    • Zoom offers free accounts which support meetings up to 40 minutes long. If your class is longer than 40 minutes, you can take a break at or before the time limit, and then restart to continue the meeting. We encourage faculty to try the free Zoom account first, and then contact DLS to discuss other options if necessary.

    • Zoom Getting Started Guide


    • Canvas is UMW’s online Learning Management System.  It provides various tools to help faculty communicate with the class, deliver content, as well as assess and grade student work.  Every course at UMW has a Canvas course site already created and available for use if the faculty member chooses to do so.

    • Note that file storage space in each Canvas course is limited to ~500 MB.  If you need more space, see the information above on Storing files on Canvas, or fartherdown this page on storing files on OneDrive.

    • Canvas Getting Started Guide


    • YouTube is a free video hosting platform owned by Google. It is a useful tool for sharing videos with your class, as well as receiving video presentations from students.
    • The guide below lists some ways to use this and still maintain privacy, an important consideration.  The guide also outlines ways to caption your videos to make them accessible.

    • YouTube Getting Started Guide


    • Microsoft OneDrive is a personal cloud storage servicelike Google Drive and Dropbox. All UMW students, faculty, and staff have a OneDrive account with 1 terabyte of storage space as part Office 365.
    • If you are running out of space in your Canvas course, OneDrive is a great solution. Instead of uploading large files to Canvas, you can place the file in OneDrive, copy the OneDrive link, and post the link in Canvas.
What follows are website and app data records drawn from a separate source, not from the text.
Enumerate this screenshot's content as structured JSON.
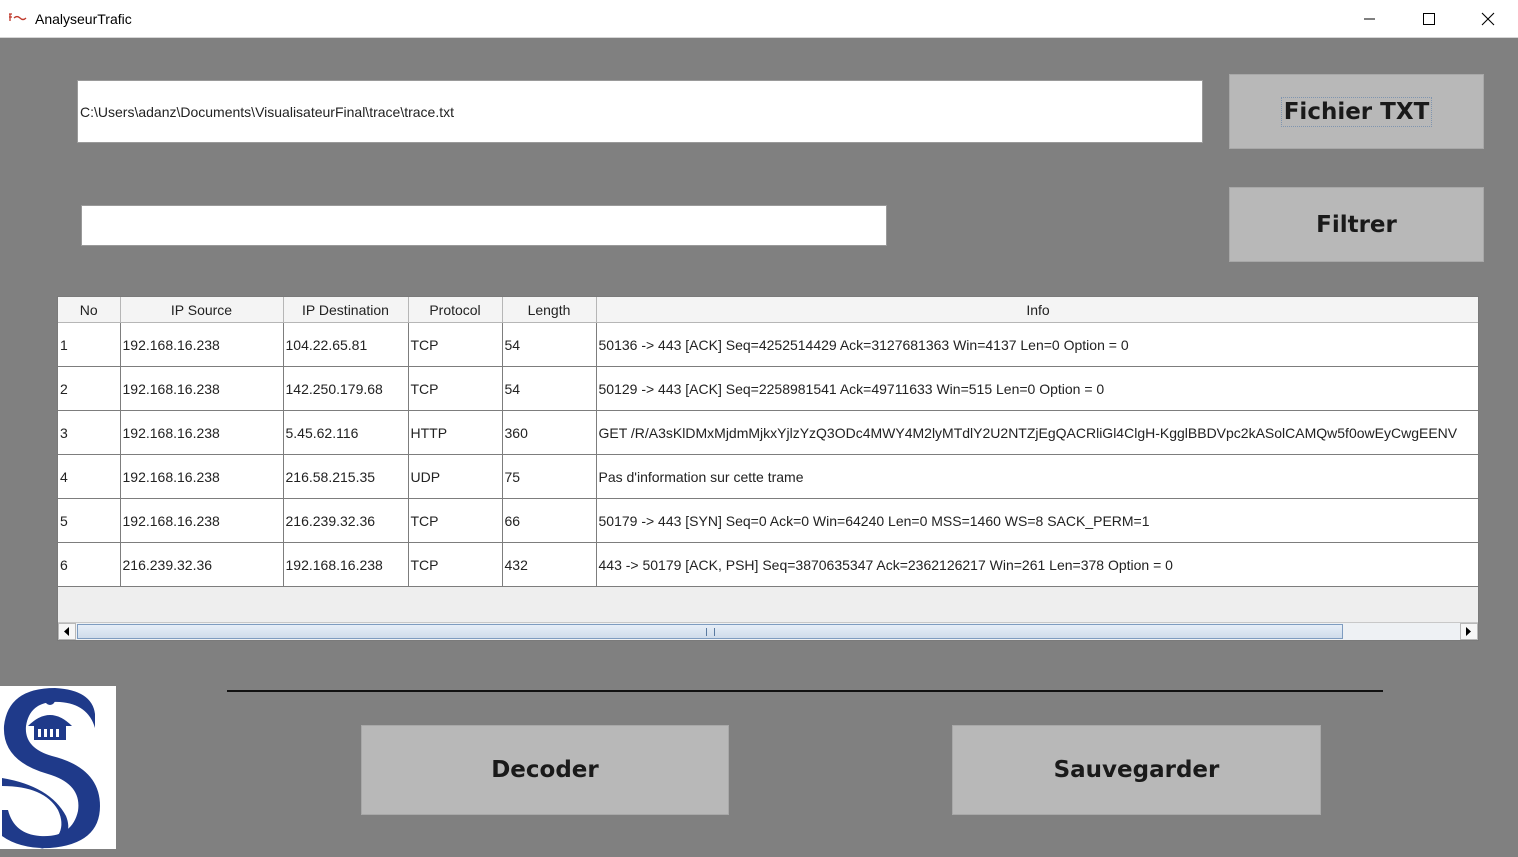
{
  "window": {
    "title": "AnalyseurTrafic"
  },
  "file_path": {
    "value": "C:\\Users\\adanz\\Documents\\VisualisateurFinal\\trace\\trace.txt"
  },
  "filter": {
    "value": ""
  },
  "buttons": {
    "open_file": "Fichier TXT",
    "filter": "Filtrer",
    "decode": "Decoder",
    "save": "Sauvegarder"
  },
  "table": {
    "columns": [
      "No",
      "IP Source",
      "IP Destination",
      "Protocol",
      "Length",
      "Info"
    ],
    "rows": [
      [
        "1",
        "192.168.16.238",
        "104.22.65.81",
        "TCP",
        "54",
        "50136 -> 443 [ACK] Seq=4252514429 Ack=3127681363 Win=4137 Len=0 Option = 0"
      ],
      [
        "2",
        "192.168.16.238",
        "142.250.179.68",
        "TCP",
        "54",
        "50129 -> 443 [ACK] Seq=2258981541 Ack=49711633 Win=515 Len=0 Option = 0"
      ],
      [
        "3",
        "192.168.16.238",
        "5.45.62.116",
        "HTTP",
        "360",
        "GET /R/A3sKlDMxMjdmMjkxYjlzYzQ3ODc4MWY4M2lyMTdlY2U2NTZjEgQACRliGl4ClgH-KgglBBDVpc2kASolCAMQw5f0owEyCwgEENV"
      ],
      [
        "4",
        "192.168.16.238",
        "216.58.215.35",
        "UDP",
        "75",
        "Pas d'information sur cette trame"
      ],
      [
        "5",
        "192.168.16.238",
        "216.239.32.36",
        "TCP",
        "66",
        "50179 -> 443 [SYN] Seq=0 Ack=0 Win=64240 Len=0 MSS=1460 WS=8 SACK_PERM=1"
      ],
      [
        "6",
        "216.239.32.36",
        "192.168.16.238",
        "TCP",
        "432",
        "443 -> 50179 [ACK, PSH] Seq=3870635347 Ack=2362126217 Win=261 Len=378 Option = 0"
      ]
    ]
  },
  "colors": {
    "background": "#808080",
    "button": "#b8b8b8",
    "logo_blue": "#1f3a8a"
  },
  "icons": [
    "app-icon",
    "minimize-icon",
    "maximize-icon",
    "close-icon",
    "arrow-left-icon",
    "arrow-right-icon",
    "university-logo"
  ]
}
    • OneDrive Getting Started Guide

Other Resources 

Let us know how we can help.


Jerry Slezak, Cartland Berge, Shannon Hauser 

Digital Learning Support